TASK STATEMENT: The records are to be reproduced verbatim.
##### RECORDS FOR PROCESSING #####
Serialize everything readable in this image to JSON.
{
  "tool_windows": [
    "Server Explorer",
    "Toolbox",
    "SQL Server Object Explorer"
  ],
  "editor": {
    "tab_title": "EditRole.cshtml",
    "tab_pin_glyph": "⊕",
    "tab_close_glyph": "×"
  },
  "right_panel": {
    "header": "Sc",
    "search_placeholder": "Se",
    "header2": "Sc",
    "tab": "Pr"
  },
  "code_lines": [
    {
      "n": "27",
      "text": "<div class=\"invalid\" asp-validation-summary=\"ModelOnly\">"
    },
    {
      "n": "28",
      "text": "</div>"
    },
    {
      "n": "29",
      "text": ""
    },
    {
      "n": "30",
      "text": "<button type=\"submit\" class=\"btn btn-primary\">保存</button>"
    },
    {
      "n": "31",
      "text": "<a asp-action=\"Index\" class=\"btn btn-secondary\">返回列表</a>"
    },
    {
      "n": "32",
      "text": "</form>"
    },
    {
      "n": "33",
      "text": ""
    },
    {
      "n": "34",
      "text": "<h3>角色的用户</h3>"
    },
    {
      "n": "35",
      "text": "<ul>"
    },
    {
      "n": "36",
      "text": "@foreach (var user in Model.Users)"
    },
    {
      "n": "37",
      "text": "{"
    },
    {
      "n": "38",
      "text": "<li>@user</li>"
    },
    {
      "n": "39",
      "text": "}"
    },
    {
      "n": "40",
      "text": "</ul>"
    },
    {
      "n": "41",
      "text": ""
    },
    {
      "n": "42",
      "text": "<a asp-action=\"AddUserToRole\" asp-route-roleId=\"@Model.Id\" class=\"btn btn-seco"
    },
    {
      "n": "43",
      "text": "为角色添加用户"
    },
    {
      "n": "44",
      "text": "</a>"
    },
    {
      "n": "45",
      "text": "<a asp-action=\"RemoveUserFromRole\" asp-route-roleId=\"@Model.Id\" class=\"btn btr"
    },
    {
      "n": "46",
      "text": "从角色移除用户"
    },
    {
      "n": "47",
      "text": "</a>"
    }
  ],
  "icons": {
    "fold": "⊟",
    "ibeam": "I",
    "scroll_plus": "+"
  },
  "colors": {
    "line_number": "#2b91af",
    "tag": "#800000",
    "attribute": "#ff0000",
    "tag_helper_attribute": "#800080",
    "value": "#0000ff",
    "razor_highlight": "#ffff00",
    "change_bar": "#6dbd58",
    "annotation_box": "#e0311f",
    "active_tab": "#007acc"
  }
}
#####
RESPONSE BELOW:
Serialize everything readable in this image to JSON.
{
  "tool_windows": [
    "Server Explorer",
    "Toolbox",
    "SQL Server Object Explorer"
  ],
  "editor": {
    "tab_title": "EditRole.cshtml",
    "tab_pin_glyph": "⊕",
    "tab_close_glyph": "×"
  },
  "right_panel": {
    "header": "Sc",
    "search_placeholder": "Se",
    "header2": "Sc",
    "tab": "Pr"
  },
  "code_lines": [
    {
      "n": "27",
      "text": "<div class=\"invalid\" asp-validation-summary=\"ModelOnly\">"
    },
    {
      "n": "28",
      "text": "</div>"
    },
    {
      "n": "29",
      "text": ""
    },
    {
      "n": "30",
      "text": "<button type=\"submit\" class=\"btn btn-primary\">保存</button>"
    },
    {
      "n": "31",
      "text": "<a asp-action=\"Index\" class=\"btn btn-secondary\">返回列表</a>"
    },
    {
      "n": "32",
      "text": "</form>"
    },
    {
      "n": "33",
      "text": ""
    },
    {
      "n": "34",
      "text": "<h3>角色的用户</h3>"
    },
    {
      "n": "35",
      "text": "<ul>"
    },
    {
      "n": "36",
      "text": "@foreach (var user in Model.Users)"
    },
    {
      "n": "37",
      "text": "{"
    },
    {
      "n": "38",
      "text": "<li>@user</li>"
    },
    {
      "n": "39",
      "text": "}"
    },
    {
      "n": "40",
      "text": "</ul>"
    },
    {
      "n": "41",
      "text": ""
    },
    {
      "n": "42",
      "text": "<a asp-action=\"AddUserToRole\" asp-route-roleId=\"@Model.Id\" class=\"btn btn-seco"
    },
    {
      "n": "43",
      "text": "为角色添加用户"
    },
    {
      "n": "44",
      "text": "</a>"
    },
    {
      "n": "45",
      "text": "<a asp-action=\"RemoveUserFromRole\" asp-route-roleId=\"@Model.Id\" class=\"btn btr"
    },
    {
      "n": "46",
      "text": "从角色移除用户"
    },
    {
      "n": "47",
      "text": "</a>"
    }
  ],
  "icons": {
    "fold": "⊟",
    "ibeam": "I",
    "scroll_plus": "+"
  },
  "colors": {
    "line_number": "#2b91af",
    "tag": "#800000",
    "attribute": "#ff0000",
    "tag_helper_attribute": "#800080",
    "value": "#0000ff",
    "razor_highlight": "#ffff00",
    "change_bar": "#6dbd58",
    "annotation_box": "#e0311f",
    "active_tab": "#007acc"
  }
}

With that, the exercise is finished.